Jeremy Bendik-Keymer holds the Beamer-Schneider Professorship in Ethics at Case Western Reserve University. He authored The Ecological Life and two works in literary philosophy, Solar Calendar, and Other Ways of Marking Time and The Wind. He co-edited Ethical Adaptation to Climate Change.
"Involving Anthroponomy is a deceptive book, simply because it is so beautifully written. Yet the subject matter at the heart of its analysis is anything but tranquil. Bendik-Keymer courageously confronts the Anthropocene’s systemic moral ambivalence, and lays bare the complicity of our social systems that are responsible for the planetary socio-ecological destruction being committed in the name of progress. In pursuit of such progress, our planet’s integrity and the deeply unjust lived realities of billions of its people have become dire. Either we continue to accept this with apathy, delusion and disorientation, as he says, or we demand "systems that do not render us heteronomous, that don’t dominate any of us, systems where participating in social processes won’t contradict our convictions and perpetuate injustice." This will become a seminal work, forcing us as it does, to rethink our place in, and responsibility for, the living order."
- Louis J. Kotzé, Research Professor, North-West University, South Africa; Senior Professorial Fellow in Earth System Law, University of Lincoln, United Kingdom
"Bendik-Keymer is doing something remarkable, and important, here. He offers an account of our place in the world with each other, including the lands we inhabit (sometimes illegitimately) and the other creatures surrounding us on the Earth, seeing all these as morally connected. He then suggests that recognizing our connection might help us understand how to live. "Environmental ethics" and "environmental justice," in his account, are inextricably bound up with questions of personal autonomy and thoughtful community, and at the same time with difficult questions about the impact of colonialism and capitalism on our lives, our minds, and on the world we inhabit."
- Steven Vogel, Professor of Philosophy, Denison University, Author of Thinking like a Mall: Environmental Philosophy after the End of Nature
What is it to be a settler in a settler state? How does one make sense of place in a world warping towards destruction? What parameters might define living well across generations and with more than human realms? How does one become responsible to and with the smallest fleck of life and simultaneously all being that is planet earth? Jeremy Bendik-Keymer's novel set of reflections – moves us – where 'us' might be construed as the author himself in community with his readers – from moments of intimate contemplation and heartfelt anxiety to a place of stimulating possibility for reconfiguring nested sets of relationships that span from the hearth to the planetary, from colonial wrongdoing to intergenerational accountability.

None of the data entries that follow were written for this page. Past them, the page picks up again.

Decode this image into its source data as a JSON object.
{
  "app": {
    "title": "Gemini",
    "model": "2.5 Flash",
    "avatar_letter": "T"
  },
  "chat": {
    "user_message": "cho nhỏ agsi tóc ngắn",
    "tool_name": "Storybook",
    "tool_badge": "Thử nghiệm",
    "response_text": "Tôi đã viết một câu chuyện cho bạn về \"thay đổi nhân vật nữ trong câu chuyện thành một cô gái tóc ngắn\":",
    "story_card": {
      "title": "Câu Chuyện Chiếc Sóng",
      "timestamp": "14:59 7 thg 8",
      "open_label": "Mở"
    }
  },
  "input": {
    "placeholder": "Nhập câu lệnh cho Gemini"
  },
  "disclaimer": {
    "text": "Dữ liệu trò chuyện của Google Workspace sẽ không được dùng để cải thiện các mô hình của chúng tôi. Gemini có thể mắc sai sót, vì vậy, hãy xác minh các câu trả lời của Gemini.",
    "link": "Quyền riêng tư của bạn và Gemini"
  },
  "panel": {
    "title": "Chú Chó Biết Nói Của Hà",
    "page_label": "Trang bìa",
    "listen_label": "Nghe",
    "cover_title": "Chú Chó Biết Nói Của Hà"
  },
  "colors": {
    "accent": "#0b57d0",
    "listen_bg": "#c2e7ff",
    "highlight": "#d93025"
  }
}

This work is vital and timely. As I write, fires blaze through the forests of Greece & Turkey and down the west coast of North America, while floods devastate villages in Europe, Japan, and the Indian subcontinent, and melting permafrosts release methane into the atmosphere. The Anthropocene is not a metaphor.
Involving Anthroponomy in the Anthropocene steps us through Bendik-Keymer's journey from paralytic anxiety to one of powerful engagement with what needs to be done. [It] leads the reader to address the injustice of colonisation (past and present), acknowledge globally destructive systemic forces, and to negotiate a social evolution responsible to future generations of human and more than human being on earth.
This is an intimate work. And in its intimacy it guides us towards deciding for ourselves what is the right thing to do.
- Christine Winter, Research Fellow, Sydney Environmental Institute, University of Sydney, Author of Subjects of Intergenerational Justice: Indigenous Philosophy, the Environment, and Relationships